Healthcare-associated infections (HAI) are a severe public health problem. Among the pathogens related to HAI, the group of bacteria is the one that stands out. According to the Brazilian Health Surveillance Agency (ANVISA) March 2014's Health Services Quality and Patient Safety Bulletin, Staphylococcus aureus, Klebsiella pneumoniae, Acinetobacter spp., and Pseudomonas aeruginosa are the primary pathogens associated with catheter-related bloodstream infections in adult patients hospitalized at Brazilian intensive care units. The antimicrobial resistance associated with these infections has been considered one of the main challenges of humanity in the 21st century. Its incidence has been increasing at alarming levels, leading to loss of effectiveness of antimicrobial agents, increased morbimortality, and hospitalization time of patients.
One of the research approaches used in biology to construct knowledge is the empirical one, executed with observable experiments and without inferring the dynamicity around the biological system. On the other hand, theoretical approaches aim to construct mathematical models that, although precise, often do not accurately represent the biological system reliably. When considering these two approaches simultaneously, as systems biology proposes, the results are much more promising.
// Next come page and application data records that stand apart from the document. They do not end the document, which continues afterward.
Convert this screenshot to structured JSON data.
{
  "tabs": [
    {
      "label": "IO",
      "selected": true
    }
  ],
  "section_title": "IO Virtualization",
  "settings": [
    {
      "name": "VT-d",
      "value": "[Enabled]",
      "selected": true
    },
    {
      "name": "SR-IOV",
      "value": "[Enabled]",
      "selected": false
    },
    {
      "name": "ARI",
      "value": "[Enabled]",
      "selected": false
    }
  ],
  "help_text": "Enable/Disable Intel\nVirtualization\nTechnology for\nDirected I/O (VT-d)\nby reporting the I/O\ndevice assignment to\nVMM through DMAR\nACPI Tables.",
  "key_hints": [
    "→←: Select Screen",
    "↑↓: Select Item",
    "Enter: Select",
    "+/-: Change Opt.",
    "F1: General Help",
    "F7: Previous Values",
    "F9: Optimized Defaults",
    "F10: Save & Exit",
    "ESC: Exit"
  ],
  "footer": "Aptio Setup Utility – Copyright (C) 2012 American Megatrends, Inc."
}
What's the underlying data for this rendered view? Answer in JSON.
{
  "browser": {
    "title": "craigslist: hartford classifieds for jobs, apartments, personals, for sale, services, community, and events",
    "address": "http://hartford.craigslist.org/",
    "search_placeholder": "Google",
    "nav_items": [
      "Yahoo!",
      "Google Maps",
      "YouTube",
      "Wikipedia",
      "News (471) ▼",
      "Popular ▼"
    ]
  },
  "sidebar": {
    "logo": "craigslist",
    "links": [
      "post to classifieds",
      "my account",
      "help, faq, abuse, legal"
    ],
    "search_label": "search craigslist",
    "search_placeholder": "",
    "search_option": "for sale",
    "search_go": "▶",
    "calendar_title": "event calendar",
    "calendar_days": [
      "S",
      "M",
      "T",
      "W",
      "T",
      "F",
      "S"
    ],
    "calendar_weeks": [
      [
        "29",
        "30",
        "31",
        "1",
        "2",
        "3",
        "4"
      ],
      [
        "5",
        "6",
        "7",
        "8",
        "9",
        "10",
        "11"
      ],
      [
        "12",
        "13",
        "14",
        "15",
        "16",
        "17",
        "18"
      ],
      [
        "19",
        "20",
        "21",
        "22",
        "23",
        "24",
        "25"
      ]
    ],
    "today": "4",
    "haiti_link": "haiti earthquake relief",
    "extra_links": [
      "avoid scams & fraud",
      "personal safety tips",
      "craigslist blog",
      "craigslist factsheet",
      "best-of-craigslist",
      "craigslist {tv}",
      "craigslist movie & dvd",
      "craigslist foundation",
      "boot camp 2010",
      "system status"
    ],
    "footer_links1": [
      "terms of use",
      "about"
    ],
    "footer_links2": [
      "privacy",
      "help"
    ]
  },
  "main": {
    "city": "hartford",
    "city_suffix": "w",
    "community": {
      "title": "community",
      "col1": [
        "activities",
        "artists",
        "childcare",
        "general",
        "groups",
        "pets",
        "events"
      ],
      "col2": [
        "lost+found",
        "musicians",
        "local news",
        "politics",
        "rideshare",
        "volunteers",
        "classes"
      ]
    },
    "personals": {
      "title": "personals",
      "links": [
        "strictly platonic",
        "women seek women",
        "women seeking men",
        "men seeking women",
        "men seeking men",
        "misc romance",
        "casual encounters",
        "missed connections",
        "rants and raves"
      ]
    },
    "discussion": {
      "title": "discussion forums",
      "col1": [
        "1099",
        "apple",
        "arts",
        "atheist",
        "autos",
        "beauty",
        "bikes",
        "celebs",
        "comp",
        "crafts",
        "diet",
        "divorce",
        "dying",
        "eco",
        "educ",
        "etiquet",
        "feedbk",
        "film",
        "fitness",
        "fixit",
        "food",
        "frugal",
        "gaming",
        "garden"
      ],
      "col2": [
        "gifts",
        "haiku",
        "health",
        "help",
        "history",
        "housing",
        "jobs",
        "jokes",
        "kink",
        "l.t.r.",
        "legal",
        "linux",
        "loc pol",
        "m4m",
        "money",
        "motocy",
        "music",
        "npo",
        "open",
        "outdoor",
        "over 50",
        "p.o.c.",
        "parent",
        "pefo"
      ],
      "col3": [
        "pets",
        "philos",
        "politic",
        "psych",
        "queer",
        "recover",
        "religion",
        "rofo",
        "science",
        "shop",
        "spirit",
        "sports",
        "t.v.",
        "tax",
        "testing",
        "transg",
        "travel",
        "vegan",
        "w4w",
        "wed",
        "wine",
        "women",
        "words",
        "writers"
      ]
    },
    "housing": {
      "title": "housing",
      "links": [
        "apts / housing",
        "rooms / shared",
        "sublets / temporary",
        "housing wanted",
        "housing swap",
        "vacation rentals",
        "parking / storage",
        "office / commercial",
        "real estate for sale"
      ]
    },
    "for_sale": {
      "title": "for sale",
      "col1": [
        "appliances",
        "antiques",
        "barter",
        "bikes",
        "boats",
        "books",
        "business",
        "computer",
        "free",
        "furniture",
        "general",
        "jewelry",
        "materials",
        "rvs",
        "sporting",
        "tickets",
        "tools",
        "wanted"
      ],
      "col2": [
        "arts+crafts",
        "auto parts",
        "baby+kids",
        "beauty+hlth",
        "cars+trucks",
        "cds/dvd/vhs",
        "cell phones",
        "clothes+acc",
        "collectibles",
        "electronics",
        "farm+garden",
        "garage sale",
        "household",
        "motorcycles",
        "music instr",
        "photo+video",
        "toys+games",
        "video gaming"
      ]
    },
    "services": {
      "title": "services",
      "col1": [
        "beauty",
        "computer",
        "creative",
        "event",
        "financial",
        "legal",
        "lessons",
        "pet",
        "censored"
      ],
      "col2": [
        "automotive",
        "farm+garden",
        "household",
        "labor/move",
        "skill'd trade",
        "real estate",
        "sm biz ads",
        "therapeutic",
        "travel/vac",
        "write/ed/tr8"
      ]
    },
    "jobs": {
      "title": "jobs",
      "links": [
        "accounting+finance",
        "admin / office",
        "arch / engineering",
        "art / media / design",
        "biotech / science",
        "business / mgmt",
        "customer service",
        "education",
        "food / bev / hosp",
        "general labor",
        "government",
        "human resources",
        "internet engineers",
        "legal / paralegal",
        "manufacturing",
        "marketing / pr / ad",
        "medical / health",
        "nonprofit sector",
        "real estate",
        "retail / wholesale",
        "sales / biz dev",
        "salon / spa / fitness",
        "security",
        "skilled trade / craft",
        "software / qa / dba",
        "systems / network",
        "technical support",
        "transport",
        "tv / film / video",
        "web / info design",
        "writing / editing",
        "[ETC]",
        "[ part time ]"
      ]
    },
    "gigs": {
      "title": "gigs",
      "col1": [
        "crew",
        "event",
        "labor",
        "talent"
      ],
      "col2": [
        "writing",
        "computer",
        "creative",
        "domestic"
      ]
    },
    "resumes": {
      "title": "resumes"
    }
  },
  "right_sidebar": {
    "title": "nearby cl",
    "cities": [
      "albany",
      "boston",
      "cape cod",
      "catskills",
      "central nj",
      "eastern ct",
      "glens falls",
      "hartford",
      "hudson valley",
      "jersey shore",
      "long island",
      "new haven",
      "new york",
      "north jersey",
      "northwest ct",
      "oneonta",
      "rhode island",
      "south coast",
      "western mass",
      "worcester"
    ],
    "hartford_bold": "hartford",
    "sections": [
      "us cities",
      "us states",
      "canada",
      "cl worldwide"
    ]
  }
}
Understanding how complex phenotypes arise from individual molecules and their interactions is a primary challenge in biology, and computational approaches are mandatory to tackle this challenge. The research group on Computational Modeling of Multidrug-resistant Bacteria proposes creating innovative models, techniques, and computational methods to identify new potential therapeutic targets in multidrug-resistant bacteria using a systems biology approach. Two strengths of this group are interdisciplinarity and complementarity of competencies. These characteristics are indispensable for the achievement of the group's objectives. This research group is registered with CNPq and certified by FIOCRUZ.